Did you know?
The Marihuana for Medical Purposes Regulations (MMPR) were published in the Canada Gazette, Part II, on June 19, 2013. These regulations provide a new way to access marihuana for medical purposes and will operate concurrently with the Marihuana Medical Access Regulations (MMAR) until March 31, 2014, when the MMAR will be repealed. The MMAR and MMPR deal exclusively with the medical use of marihuana and do not address the issue of legalizing marihuana for general use.
Dried marihuana is not an approved drug or medicine in Canada. The Government of Canada does not endorse the use of marihuana, but the courts have required reasonable access to a legal source of marihuana when authorized by a physician.
The Marihuana Medical Access Program ends on March 31, 2014. This is also the date that all Authorizations to Possess, Personal-Use Production Licences and Designated-Person Production Licences expire. As of April 1, 2014, the only legal access to marihuana for medical purposes will be through licensed producers under the Marihuana for Medical Purposes Regulations, even if you have an authorization to possess or a licence to produce that has a later date.
Effective October 1, 2013, to comply with recent changes to the Marihuana Medical Access Regulations, Health Canada is no longer accepting the following types of applications:

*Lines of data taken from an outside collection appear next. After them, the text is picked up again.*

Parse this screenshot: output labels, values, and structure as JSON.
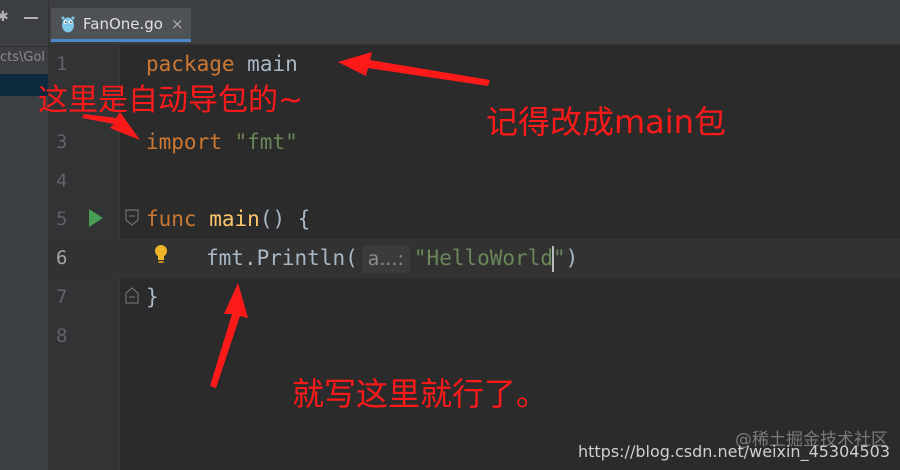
{
  "project_panel": {
    "path_fragment": "cts\\Gol"
  },
  "tab": {
    "icon": "go-gopher-icon",
    "label": "FanOne.go",
    "close_label": "×"
  },
  "editor": {
    "line_numbers": [
      "1",
      "3",
      "4",
      "5",
      "6",
      "7",
      "8"
    ],
    "lines": {
      "l1_keyword": "package",
      "l1_name": "main",
      "l3_keyword": "import",
      "l3_string": "\"fmt\"",
      "l5_keyword": "func",
      "l5_name": "main",
      "l5_rest": "() {",
      "l6_pkg": "fmt",
      "l6_call": ".Println(",
      "l6_hint": "a...:",
      "l6_string_a": "\"HelloWorld",
      "l6_string_b": "\"",
      "l6_close": ")",
      "l7_close": "}"
    }
  },
  "annotations": {
    "auto_import": "这里是自动导包的~",
    "change_main": "记得改成main包",
    "write_here": "就写这里就行了。",
    "color": "#ff1a1a"
  },
  "watermark": {
    "logo_text": "@稀土掘金技术社区",
    "url_text": "https://blog.csdn.net/weixin_45304503"
  }
}
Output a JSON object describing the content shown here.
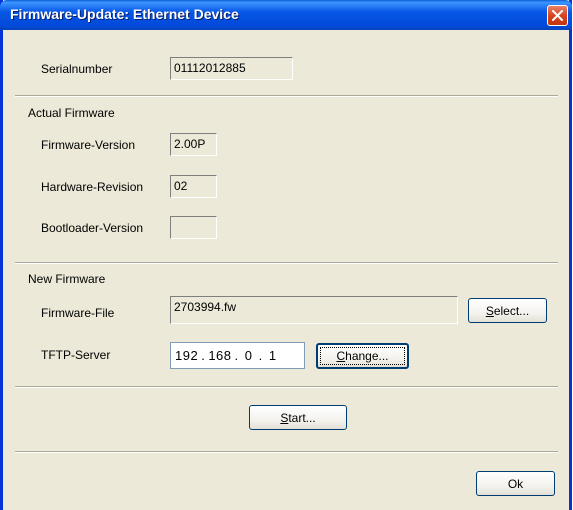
{
  "window": {
    "title": "Firmware-Update: Ethernet Device"
  },
  "serial": {
    "label": "Serialnumber",
    "value": "01112012885"
  },
  "actual_firmware": {
    "heading": "Actual Firmware",
    "firmware_version_label": "Firmware-Version",
    "firmware_version_value": "2.00P",
    "hardware_revision_label": "Hardware-Revision",
    "hardware_revision_value": "02",
    "bootloader_version_label": "Bootloader-Version",
    "bootloader_version_value": ""
  },
  "new_firmware": {
    "heading": "New Firmware",
    "firmware_file_label": "Firmware-File",
    "firmware_file_value": "2703994.fw",
    "select_pre": "",
    "select_mnemonic": "S",
    "select_post": "elect...",
    "tftp_label": "TFTP-Server",
    "tftp_octets": [
      "192",
      "168",
      "0",
      "1"
    ],
    "change_pre": "",
    "change_mnemonic": "C",
    "change_post": "hange..."
  },
  "actions": {
    "start_pre": "",
    "start_mnemonic": "S",
    "start_post": "tart...",
    "ok_label": "Ok"
  },
  "colors": {
    "titlebar": "#0054e3",
    "dialog_bg": "#ece9d8",
    "close_button": "#d9441f"
  },
  "icons": {
    "close": "close-icon"
  }
}
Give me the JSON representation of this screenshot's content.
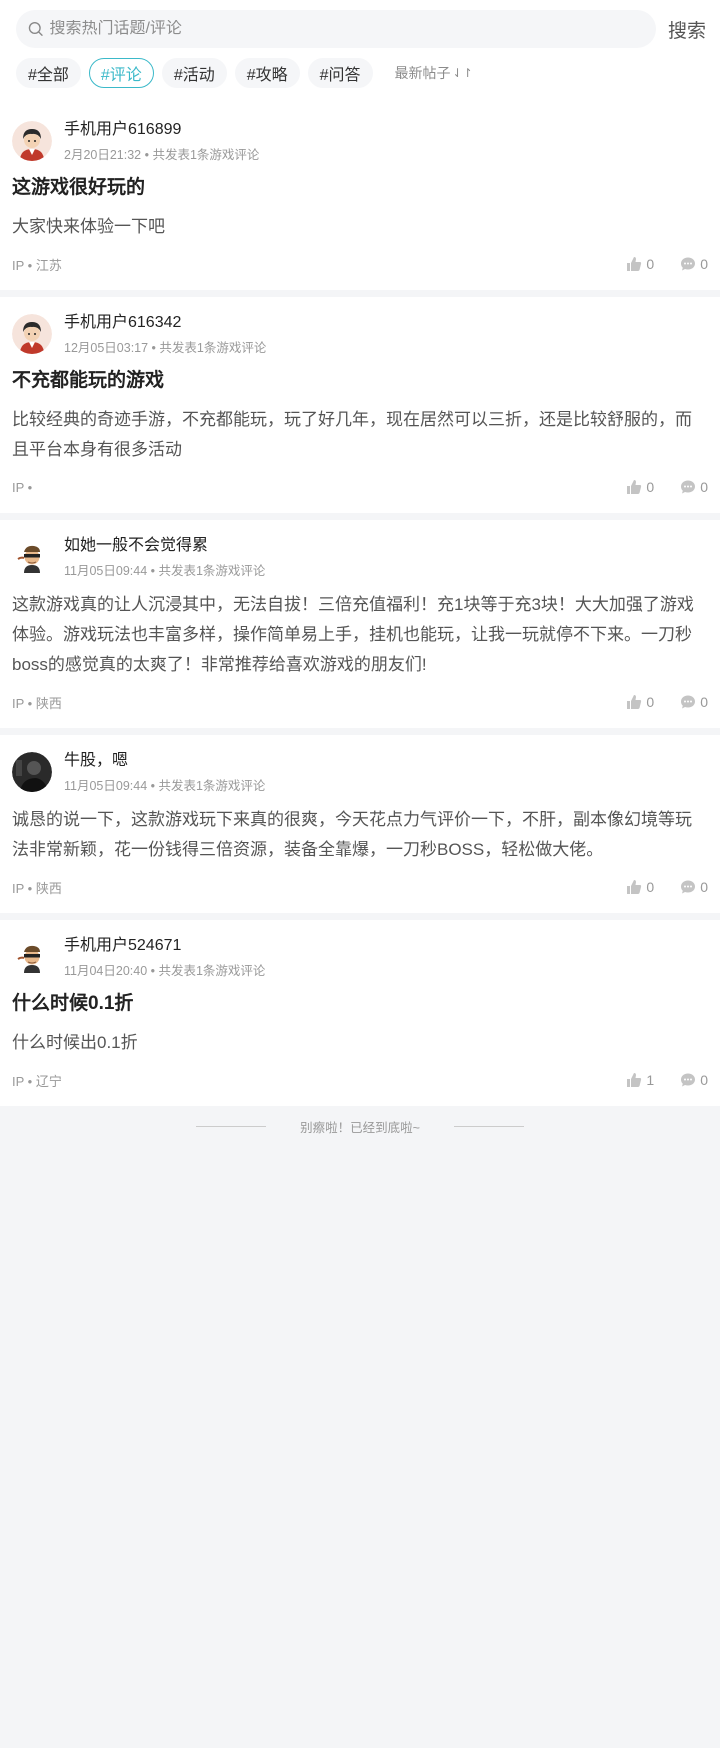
{
  "search": {
    "placeholder": "搜索热门话题/评论",
    "button": "搜索"
  },
  "tabs": [
    {
      "label": "#全部"
    },
    {
      "label": "#评论"
    },
    {
      "label": "#活动"
    },
    {
      "label": "#攻略"
    },
    {
      "label": "#问答"
    }
  ],
  "active_tab": "#评论",
  "sort_label": "最新帖子",
  "accent_color": "#3bb9c9",
  "posts": [
    {
      "user": "手机用户616899",
      "meta": "2月20日21:32 • 共发表1条游戏评论",
      "title": "这游戏很好玩的",
      "body": "大家快来体验一下吧",
      "ip": "IP • 江苏",
      "likes": "0",
      "comments": "0",
      "avatar": "cartoon-boy"
    },
    {
      "user": "手机用户616342",
      "meta": "12月05日03:17 • 共发表1条游戏评论",
      "title": "不充都能玩的游戏",
      "body": "比较经典的奇迹手游，不充都能玩，玩了好几年，现在居然可以三折，还是比较舒服的，而且平台本身有很多活动",
      "ip": "IP •",
      "likes": "0",
      "comments": "0",
      "avatar": "cartoon-boy"
    },
    {
      "user": "如她一般不会觉得累",
      "meta": "11月05日09:44 • 共发表1条游戏评论",
      "title": "",
      "body": "这款游戏真的让人沉浸其中，无法自拔！三倍充值福利！充1块等于充3块！大大加强了游戏体验。游戏玩法也丰富多样，操作简单易上手，挂机也能玩，让我一玩就停不下来。一刀秒boss的感觉真的太爽了！非常推荐给喜欢游戏的朋友们!",
      "ip": "IP • 陕西",
      "likes": "0",
      "comments": "0",
      "avatar": "cartoon-thief"
    },
    {
      "user": "牛股，嗯",
      "meta": "11月05日09:44 • 共发表1条游戏评论",
      "title": "",
      "body": "诚恳的说一下，这款游戏玩下来真的很爽，今天花点力气评价一下，不肝，副本像幻境等玩法非常新颖，花一份钱得三倍资源，装备全靠爆，一刀秒BOSS，轻松做大佬。",
      "ip": "IP • 陕西",
      "likes": "0",
      "comments": "0",
      "avatar": "photo-dark"
    },
    {
      "user": "手机用户524671",
      "meta": "11月04日20:40 • 共发表1条游戏评论",
      "title": "什么时候0.1折",
      "body": "什么时候出0.1折",
      "ip": "IP • 辽宁",
      "likes": "1",
      "comments": "0",
      "avatar": "cartoon-thief"
    }
  ],
  "end_text": "别瘵啦！已经到底啦~"
}
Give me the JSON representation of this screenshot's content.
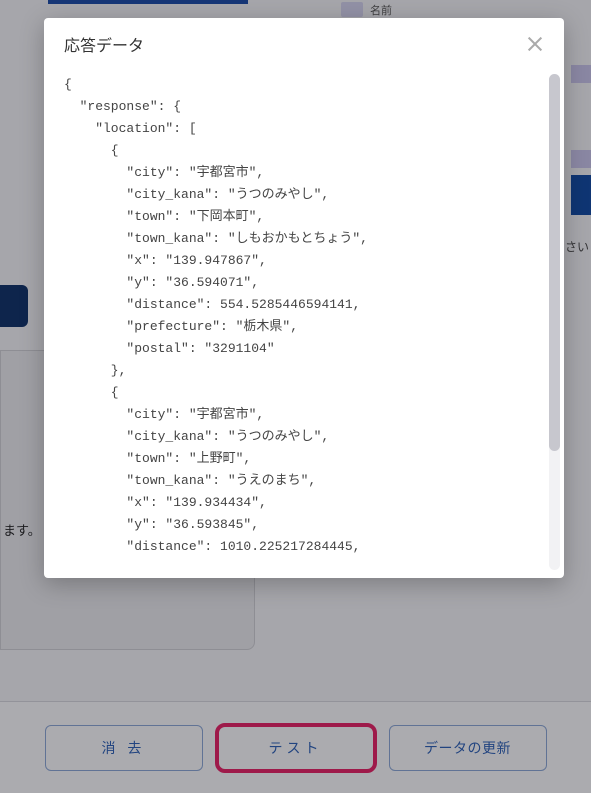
{
  "background": {
    "small_label": "名前",
    "right_text": "さい",
    "left_text": "ます。"
  },
  "buttons": {
    "clear": "消 去",
    "test": "テスト",
    "update": "データの更新"
  },
  "modal": {
    "title": "応答データ",
    "code": "{\n  \"response\": {\n    \"location\": [\n      {\n        \"city\": \"宇都宮市\",\n        \"city_kana\": \"うつのみやし\",\n        \"town\": \"下岡本町\",\n        \"town_kana\": \"しもおかもとちょう\",\n        \"x\": \"139.947867\",\n        \"y\": \"36.594071\",\n        \"distance\": 554.5285446594141,\n        \"prefecture\": \"栃木県\",\n        \"postal\": \"3291104\"\n      },\n      {\n        \"city\": \"宇都宮市\",\n        \"city_kana\": \"うつのみやし\",\n        \"town\": \"上野町\",\n        \"town_kana\": \"うえのまち\",\n        \"x\": \"139.934434\",\n        \"y\": \"36.593845\",\n        \"distance\": 1010.225217284445,"
  }
}
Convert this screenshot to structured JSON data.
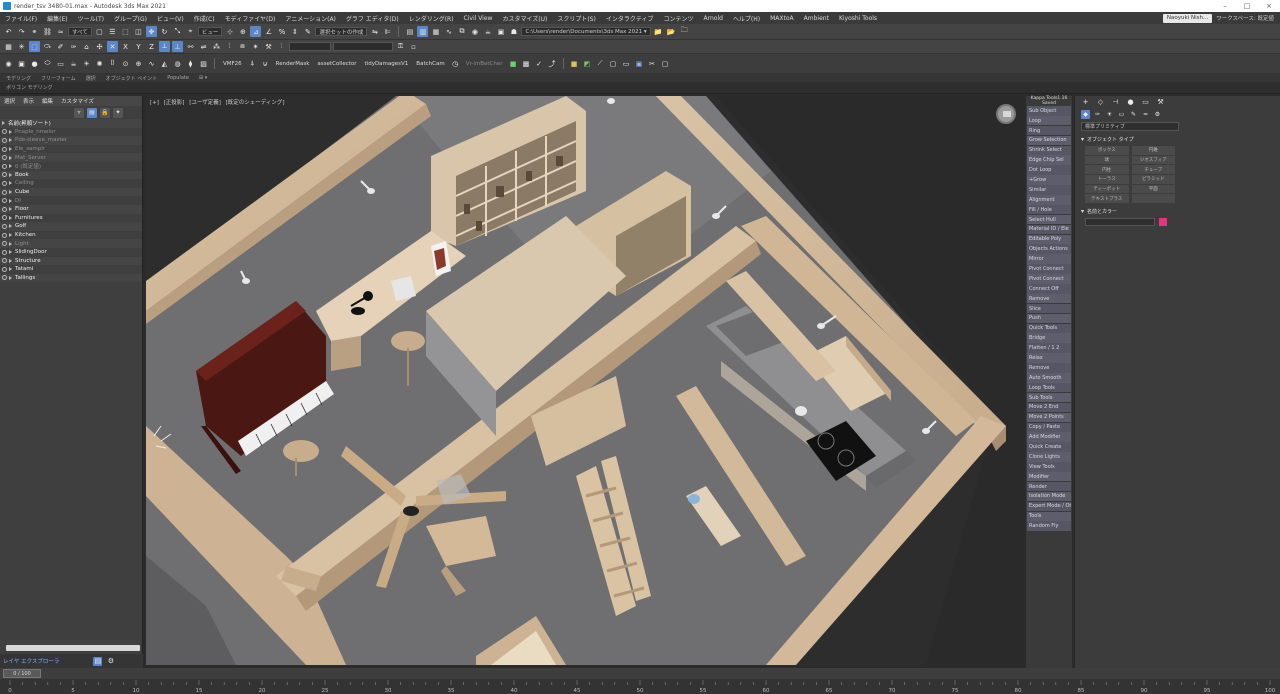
{
  "window": {
    "title": "render_tsv 3480-01.max - Autodesk 3ds Max 2021",
    "controls": [
      "–",
      "□",
      "×"
    ]
  },
  "menu": {
    "items": [
      "ファイル(F)",
      "編集(E)",
      "ツール(T)",
      "グループ(G)",
      "ビュー(V)",
      "作成(C)",
      "モディファイヤ(D)",
      "アニメーション(A)",
      "グラフ エディタ(D)",
      "レンダリング(R)",
      "Civil View",
      "カスタマイズ(U)",
      "スクリプト(S)",
      "インタラクティブ",
      "コンテンツ",
      "Arnold",
      "ヘルプ(H)"
    ],
    "extra_items": [
      "MAXtoA",
      "Ambient",
      "Kiyoshi Tools",
      "Nakagawa"
    ],
    "user": "Naoyuki Nish...",
    "workspace_label": "ワークスペース: 既定値"
  },
  "toolbar1": {
    "selection_filter": "すべて",
    "view_label": "ビュー",
    "named_selection": "選択セットの作成",
    "project_path": "C:\\Users\\render\\Documents\\3ds Max 2021 ▾"
  },
  "toolbar3": {
    "labels": [
      "VMF26",
      "RenderMask",
      "assetCollector",
      "tidyDamagesV1",
      "BatchCam",
      "Vr-lmBatCher"
    ]
  },
  "ribbon": {
    "tabs": [
      "モデリング",
      "フリーフォーム",
      "選択",
      "オブジェクト ペイント",
      "Populate",
      "⊞ ▾"
    ],
    "sub": "ポリゴン モデリング"
  },
  "scene_explorer": {
    "tabs": [
      "選択",
      "表示",
      "編集",
      "カスタマイズ"
    ],
    "rows": [
      {
        "label": "名前(昇順ソート)",
        "style": "bright"
      },
      {
        "label": "Pnaple_nmelor",
        "style": "dim"
      },
      {
        "label": "Pde-sleeve_master",
        "style": "dim"
      },
      {
        "label": "Ele_samplr",
        "style": "dim"
      },
      {
        "label": "Mat_Server",
        "style": "dim"
      },
      {
        "label": "0 (既定値)",
        "style": "dim"
      },
      {
        "label": "Book",
        "style": "bright"
      },
      {
        "label": "Ceiling",
        "style": "dim"
      },
      {
        "label": "Cube",
        "style": "bright"
      },
      {
        "label": "DI",
        "style": "dim"
      },
      {
        "label": "Floor",
        "style": "bright"
      },
      {
        "label": "Furnitures",
        "style": "bright"
      },
      {
        "label": "Golf",
        "style": "bright"
      },
      {
        "label": "Kitchen",
        "style": "bright"
      },
      {
        "label": "Light",
        "style": "dim"
      },
      {
        "label": "SlidingDoor",
        "style": "bright"
      },
      {
        "label": "Structure",
        "style": "bright"
      },
      {
        "label": "Tatami",
        "style": "bright"
      },
      {
        "label": "Tallings",
        "style": "bright"
      }
    ],
    "footer": "レイヤ エクスプローラ"
  },
  "viewport": {
    "labels": [
      "[+]",
      "[正投影]",
      "[ユーザ定義]",
      "[既定のシェーディング]"
    ]
  },
  "script_panel": {
    "header": [
      "Kappa Tools1.16",
      "Saved"
    ],
    "buttons": [
      "Sub Object",
      "Loop",
      "Ring",
      "Grow Selection",
      "Shrink Select",
      "Edge Chip Sel",
      "Dot Loop",
      "+Grow",
      "Similar",
      "Alignment",
      "Fill / Hole",
      "Select Hull",
      "Material ID / Ele",
      "Editable Poly",
      "Objects Actions",
      "Mirror",
      "Pivot Connect",
      "Pivot Connect",
      "Connect Off",
      "Remove",
      "Slice",
      "Push",
      "Quick Tools",
      "Bridge",
      "Flatten / 1 2",
      "Relax",
      "Remove",
      "Auto Smooth",
      "Loop Tools",
      "Sub Tools",
      "Move 2 End",
      "Move 2 Points",
      "Copy / Paste",
      "Add Modifier",
      "Quick Create",
      "Clone Lights",
      "View Tools",
      "Modifier",
      "Render",
      "Isolation Mode",
      "Expert Mode / Other",
      "Tools",
      "Random Fly"
    ]
  },
  "command_panel": {
    "category": "標準プリミティブ",
    "rollout_object_type": "オブジェクト タイプ",
    "object_types": [
      "ボックス",
      "円錐",
      "球",
      "ジオスフィア",
      "円柱",
      "チューブ",
      "トーラス",
      "ピラミッド",
      "ティーポット",
      "平面",
      "テキストプラス",
      ""
    ],
    "rollout_name_color": "名前とカラー",
    "swatch_color": "#e5337f"
  },
  "timeline": {
    "slider": "0 / 100",
    "ticks": [
      "0",
      "5",
      "10",
      "15",
      "20",
      "25",
      "30",
      "35",
      "40",
      "45",
      "50",
      "55",
      "60",
      "65",
      "70",
      "75",
      "80",
      "85",
      "90",
      "95",
      "100"
    ]
  }
}
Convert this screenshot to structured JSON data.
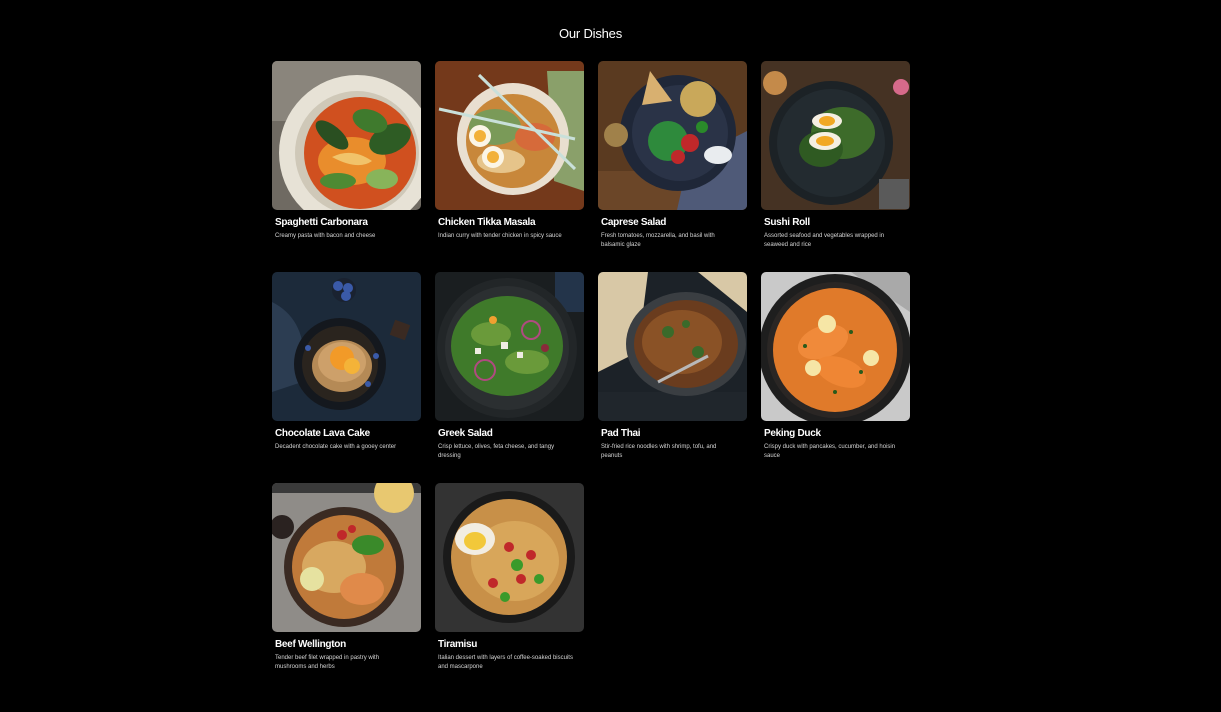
{
  "page": {
    "title": "Our Dishes"
  },
  "dishes": [
    {
      "name": "Spaghetti Carbonara",
      "description": "Creamy pasta with bacon and cheese",
      "image_icon": "bowl-soup-bok-choy-image"
    },
    {
      "name": "Chicken Tikka Masala",
      "description": "Indian curry with tender chicken in spicy sauce",
      "image_icon": "ramen-eggs-chopsticks-image"
    },
    {
      "name": "Caprese Salad",
      "description": "Fresh tomatoes, mozzarella, and basil with balsamic glaze",
      "image_icon": "chickpea-salad-bowl-image"
    },
    {
      "name": "Sushi Roll",
      "description": "Assorted seafood and vegetables wrapped in seaweed and rice",
      "image_icon": "egg-spinach-plate-image"
    },
    {
      "name": "Chocolate Lava Cake",
      "description": "Decadent chocolate cake with a gooey center",
      "image_icon": "pancakes-blueberries-image"
    },
    {
      "name": "Greek Salad",
      "description": "Crisp lettuce, olives, feta cheese, and tangy dressing",
      "image_icon": "greek-salad-bowl-image"
    },
    {
      "name": "Pad Thai",
      "description": "Stir-fried rice noodles with shrimp, tofu, and peanuts",
      "image_icon": "curry-pan-naan-image"
    },
    {
      "name": "Peking Duck",
      "description": "Crispy duck with pancakes, cucumber, and hoisin sauce",
      "image_icon": "salmon-curry-pan-image"
    },
    {
      "name": "Beef Wellington",
      "description": "Tender beef filet wrapped in pastry with mushrooms and herbs",
      "image_icon": "ramen-bowl-lime-image"
    },
    {
      "name": "Tiramisu",
      "description": "Italian dessert with layers of coffee-soaked biscuits and mascarpone",
      "image_icon": "noodle-bowl-egg-image"
    }
  ],
  "colors": {
    "background": "#000000",
    "text": "#ffffff",
    "muted_text": "#d6d6d6"
  }
}
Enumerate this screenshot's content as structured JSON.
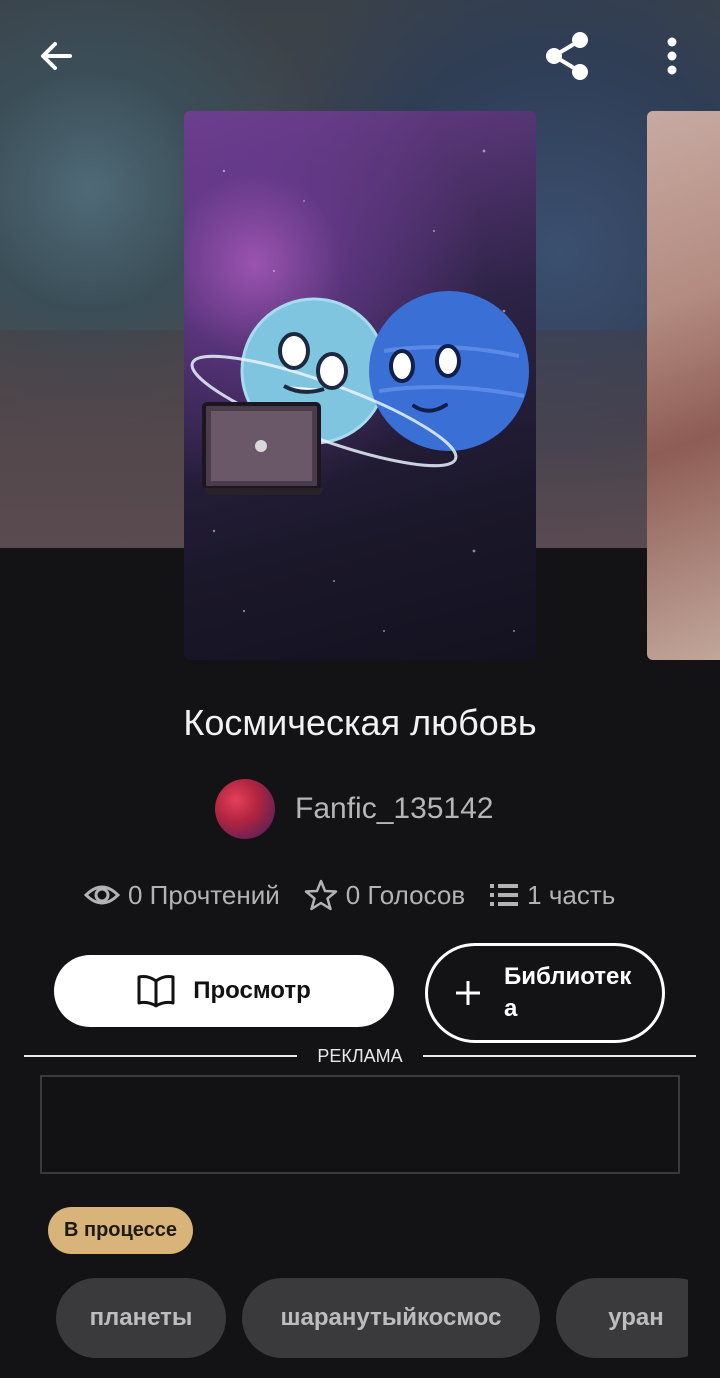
{
  "book": {
    "title": "Космическая любовь",
    "author": "Fanfic_135142",
    "stats": {
      "reads": "0 Прочтений",
      "votes": "0 Голосов",
      "parts": "1 часть"
    },
    "status": "В процессе",
    "tags": [
      "планеты",
      "шаранутыйкосмос",
      "уран"
    ]
  },
  "actions": {
    "view_label": "Просмотр",
    "library_label": "Библиотека"
  },
  "ad": {
    "label": "РЕКЛАМА"
  },
  "icons": {
    "back": "arrow-left-icon",
    "share": "share-icon",
    "more": "more-vertical-icon",
    "reads": "eye-icon",
    "votes": "star-icon",
    "parts": "list-icon",
    "view": "book-open-icon",
    "library": "plus-icon"
  },
  "colors": {
    "background": "#131214",
    "status_badge": "#d9b47a",
    "tag_bg": "#3a3a3d"
  }
}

Health Canada is still accepting renewal and amendment applications that do not include the above-noted changes and applications for new Authorizations to Possess dried marihuana for medical purposes where the source of supply indicated is Health Canada supply.
For new applications, renewals and amendments under the Marihuana Medical Access Program, the standard processing time is up to 10 weeks from the date of receipt of a complete application.
A letter to clients of the Marihuana Medical Access Program and transition information document about these changes can be found here.